I recently read a post by James Kwak titled, The “Me Too” Party, explaining the effect of Democrats losing the war on taxes. Essentially, he says that there has been a “transformation of the Democratic Party into the party of tax cuts. Except, that with the Republican Party as the real party of Texas-sized tax cuts, the Democrats can never be more than the kid brother, half-hearted, talking-out-of-both-sides-of-its-mouth party of tax cuts.”
True enough. And as Kwak mentions, the bipartisan agreements regarding tax cuts “have conditioned the public to expect tax cuts as their constitutional right.”
A friend of mine responded to the piece by noticing that Kwak didn’t take into account the effect that (perceived) mismanagement of funds has on the public’s aversion to tax cuts. He proposed that, as a result, another approach might be to limit benefits for social programs to lower and middle income individuals. Essentially, means test everything as a way of backdoor taxation…one problem though: means testing typically weakens support for programs and policies, which is one reason why Social Security and Medicare are the two most popular programs in the US.
That being said, I feel like a major missing piece to the puzzle in this discussion is that Democrats are essentially attempting to utilize tax cuts in the way that they used spending before. In the past, liberals attempted to spend on programs that liberals designed to help those that liberals deemed needed help. Fast forward to today, and the new reliance on tax cuts (or should I say incentives) is essentially the neo-liberal vision of designing tax incentives to help those that neo-liberals deem need help.

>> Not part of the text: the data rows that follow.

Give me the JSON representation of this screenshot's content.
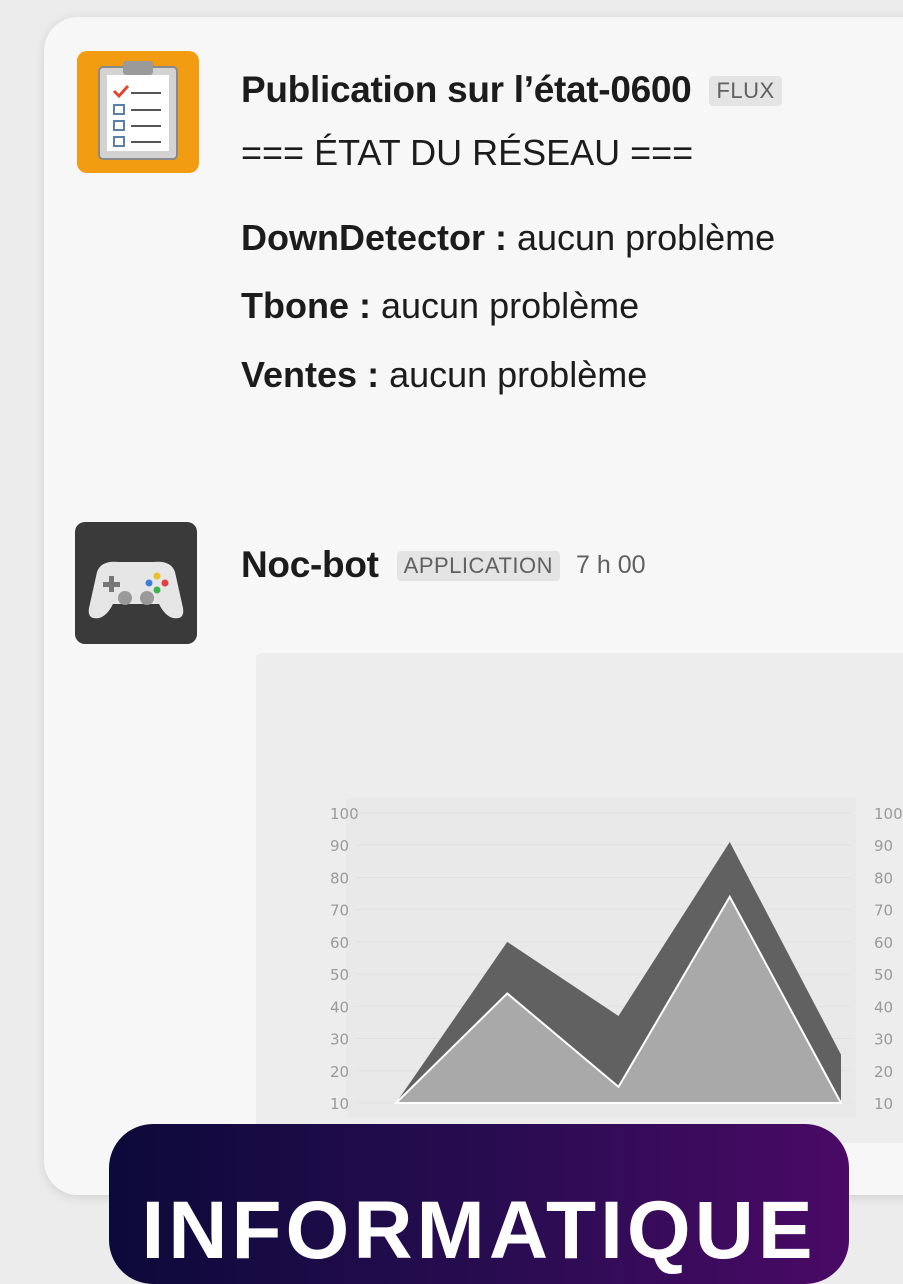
{
  "messages": [
    {
      "sender": "Publication sur l’état-0600",
      "badge": "FLUX",
      "title": "=== ÉTAT DU RÉSEAU ===",
      "lines": [
        {
          "label": "DownDetector :",
          "value": " aucun problème"
        },
        {
          "label": "Tbone :",
          "value": " aucun problème"
        },
        {
          "label": "Ventes :",
          "value": " aucun problème"
        }
      ],
      "icon": "clipboard-checklist-icon"
    },
    {
      "sender": "Noc-bot",
      "badge": "APPLICATION",
      "time": "7 h 00",
      "icon": "gamepad-icon"
    }
  ],
  "chart_data": {
    "type": "area",
    "yticks": [
      "100",
      "90",
      "80",
      "70",
      "60",
      "50",
      "40",
      "30",
      "20",
      "10"
    ],
    "ylim": [
      10,
      100
    ],
    "x": [
      0,
      1,
      2,
      3,
      4
    ],
    "series": [
      {
        "values": [
          10,
          60,
          37,
          91,
          25
        ],
        "color": "#616161"
      },
      {
        "values": [
          10,
          44,
          15,
          74,
          10
        ],
        "color": "#a9a9a9"
      }
    ],
    "second_axis_ticks": [
      "100",
      "90",
      "80",
      "70",
      "60",
      "50",
      "40",
      "30",
      "20",
      "10"
    ]
  },
  "banner": {
    "text": "INFORMATIQUE"
  },
  "colors": {
    "banner_start": "#0c0a3a",
    "banner_end": "#4a0a66",
    "avatar_orange": "#f29c11"
  }
}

The former is more explicit, the latter results in “nudging” people to behave “better.” But the goals are the same. Unfortunately, so are the origins, which is top down design and administration without the requisite knowledge to truly get it right, as are, in large part, the results…
Which brings us to mismanagement of funds. Mismanagement of spending is a real issue. Similarly though, mismanagement of tax incentives is as much of a real issue as well. I would argue that the source of the mismanagement problem lies not with spending vs. tax cuts, but with the approach for how solutions, programs and policy are arrived at in the first place. Namely, paternalistic approaches are almost lucky not to fail while more inclusive approaches would yield higher success.
The only real difference is that the mismanagement of tax incentives is not as obvious and glaring as the mismanagement of spending. And, of course, the former tends to get wasted on the corporate sector while the latter gets wasted on (poor) people. But sooner or later, as people started to perceive the mismanagement of spending, they will also begin to notice the mismanagement of tax incentives. At that point, liberals and neo-liberals may find they have no levers to pull at all.
Which makes it imperative to find a new approach to more success…soon!